**Work order**:
Word for word, write out the entries that follow, omitting all pictures.

**Entries taken from a collection**:

_____

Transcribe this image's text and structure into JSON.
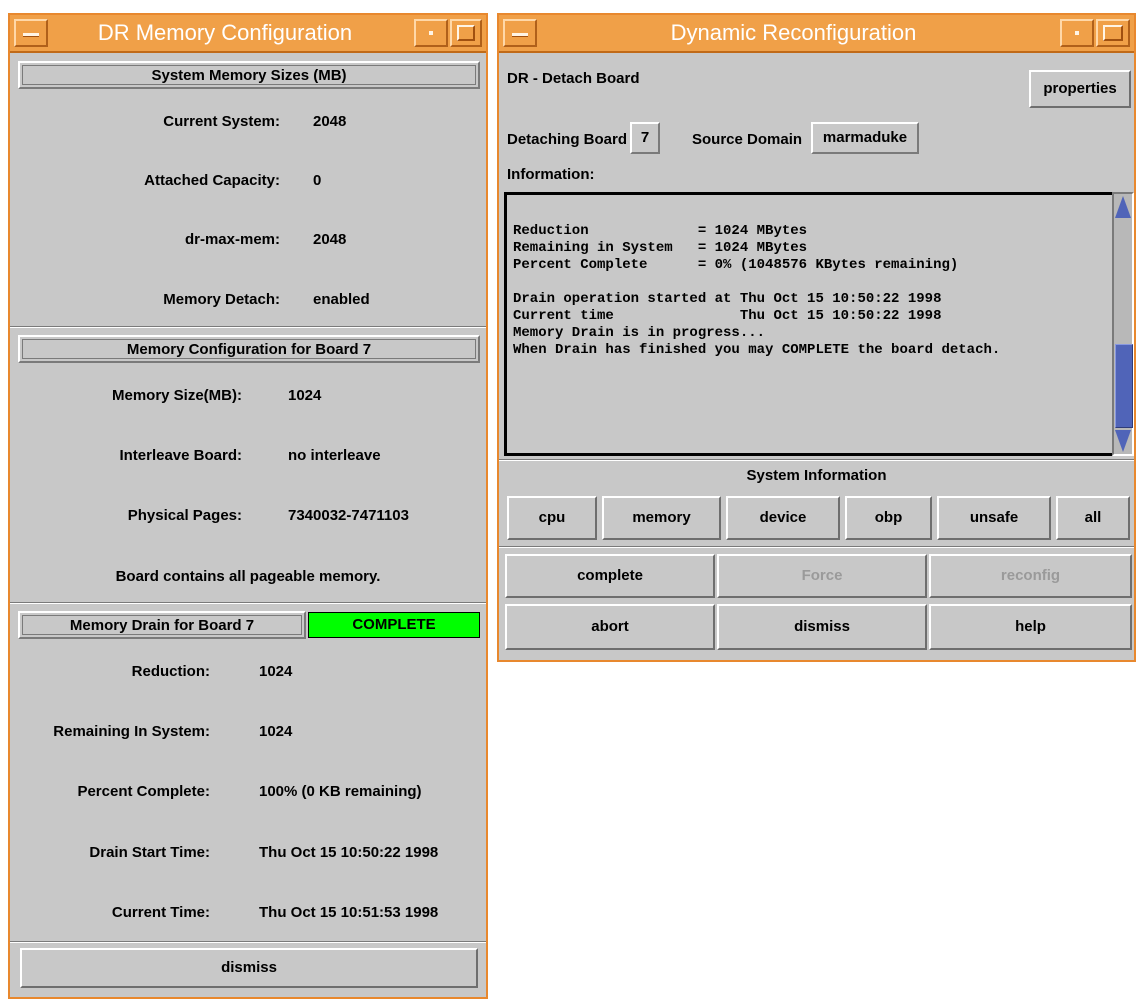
{
  "left_window": {
    "title": "DR Memory Configuration",
    "section1": {
      "header": "System Memory Sizes (MB)",
      "rows": [
        {
          "label": "Current System:",
          "value": "2048"
        },
        {
          "label": "Attached Capacity:",
          "value": "0"
        },
        {
          "label": "dr-max-mem:",
          "value": "2048"
        },
        {
          "label": "Memory Detach:",
          "value": "enabled"
        }
      ]
    },
    "section2": {
      "header": "Memory Configuration for Board  7",
      "rows": [
        {
          "label": "Memory Size(MB):",
          "value": "1024"
        },
        {
          "label": "Interleave Board:",
          "value": "no interleave"
        },
        {
          "label": "Physical Pages:",
          "value": "7340032-7471103"
        }
      ],
      "note": "Board contains all pageable memory."
    },
    "section3": {
      "header": "Memory Drain for Board 7",
      "status": "COMPLETE",
      "status_color": "#00ff00",
      "rows": [
        {
          "label": "Reduction:",
          "value": "1024"
        },
        {
          "label": "Remaining In System:",
          "value": "1024"
        },
        {
          "label": "Percent Complete:",
          "value": "100% (0 KB remaining)"
        },
        {
          "label": "Drain Start Time:",
          "value": "Thu Oct 15 10:50:22 1998"
        },
        {
          "label": "Current Time:",
          "value": "Thu Oct 15 10:51:53 1998"
        }
      ]
    },
    "dismiss_label": "dismiss"
  },
  "right_window": {
    "title": "Dynamic Reconfiguration",
    "operation": "DR - Detach Board",
    "properties_label": "properties",
    "detaching_board_label": "Detaching Board",
    "detaching_board_value": "7",
    "source_domain_label": "Source Domain",
    "source_domain_value": "marmaduke",
    "information_label": "Information:",
    "info_lines": [
      "Reduction             = 1024 MBytes",
      "Remaining in System   = 1024 MBytes",
      "Percent Complete      = 0% (1048576 KBytes remaining)",
      "",
      "Drain operation started at Thu Oct 15 10:50:22 1998",
      "Current time               Thu Oct 15 10:50:22 1998",
      "Memory Drain is in progress...",
      "When Drain has finished you may COMPLETE the board detach."
    ],
    "system_info_label": "System Information",
    "sysinfo_buttons": [
      "cpu",
      "memory",
      "device",
      "obp",
      "unsafe",
      "all"
    ],
    "action_buttons": [
      "complete",
      "Force",
      "reconfig"
    ],
    "bottom_buttons": [
      "abort",
      "dismiss",
      "help"
    ]
  },
  "colors": {
    "title_bar": "#f0a048",
    "window_frame": "#e8882e",
    "panel": "#c8c8c8",
    "scrollbar_thumb": "#5064b8",
    "status_complete": "#00ff00"
  }
}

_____

**Completed task**:
Transcribe this image's text and structure into JSON.
{
  "left_window": {
    "title": "DR Memory Configuration",
    "section1": {
      "header": "System Memory Sizes (MB)",
      "rows": [
        {
          "label": "Current System:",
          "value": "2048"
        },
        {
          "label": "Attached Capacity:",
          "value": "0"
        },
        {
          "label": "dr-max-mem:",
          "value": "2048"
        },
        {
          "label": "Memory Detach:",
          "value": "enabled"
        }
      ]
    },
    "section2": {
      "header": "Memory Configuration for Board  7",
      "rows": [
        {
          "label": "Memory Size(MB):",
          "value": "1024"
        },
        {
          "label": "Interleave Board:",
          "value": "no interleave"
        },
        {
          "label": "Physical Pages:",
          "value": "7340032-7471103"
        }
      ],
      "note": "Board contains all pageable memory."
    },
    "section3": {
      "header": "Memory Drain for Board 7",
      "status": "COMPLETE",
      "status_color": "#00ff00",
      "rows": [
        {
          "label": "Reduction:",
          "value": "1024"
        },
        {
          "label": "Remaining In System:",
          "value": "1024"
        },
        {
          "label": "Percent Complete:",
          "value": "100% (0 KB remaining)"
        },
        {
          "label": "Drain Start Time:",
          "value": "Thu Oct 15 10:50:22 1998"
        },
        {
          "label": "Current Time:",
          "value": "Thu Oct 15 10:51:53 1998"
        }
      ]
    },
    "dismiss_label": "dismiss"
  },
  "right_window": {
    "title": "Dynamic Reconfiguration",
    "operation": "DR - Detach Board",
    "properties_label": "properties",
    "detaching_board_label": "Detaching Board",
    "detaching_board_value": "7",
    "source_domain_label": "Source Domain",
    "source_domain_value": "marmaduke",
    "information_label": "Information:",
    "info_lines": [
      "Reduction             = 1024 MBytes",
      "Remaining in System   = 1024 MBytes",
      "Percent Complete      = 0% (1048576 KBytes remaining)",
      "",
      "Drain operation started at Thu Oct 15 10:50:22 1998",
      "Current time               Thu Oct 15 10:50:22 1998",
      "Memory Drain is in progress...",
      "When Drain has finished you may COMPLETE the board detach."
    ],
    "system_info_label": "System Information",
    "sysinfo_buttons": [
      "cpu",
      "memory",
      "device",
      "obp",
      "unsafe",
      "all"
    ],
    "action_buttons": [
      "complete",
      "Force",
      "reconfig"
    ],
    "bottom_buttons": [
      "abort",
      "dismiss",
      "help"
    ]
  },
  "colors": {
    "title_bar": "#f0a048",
    "window_frame": "#e8882e",
    "panel": "#c8c8c8",
    "scrollbar_thumb": "#5064b8",
    "status_complete": "#00ff00"
  }
}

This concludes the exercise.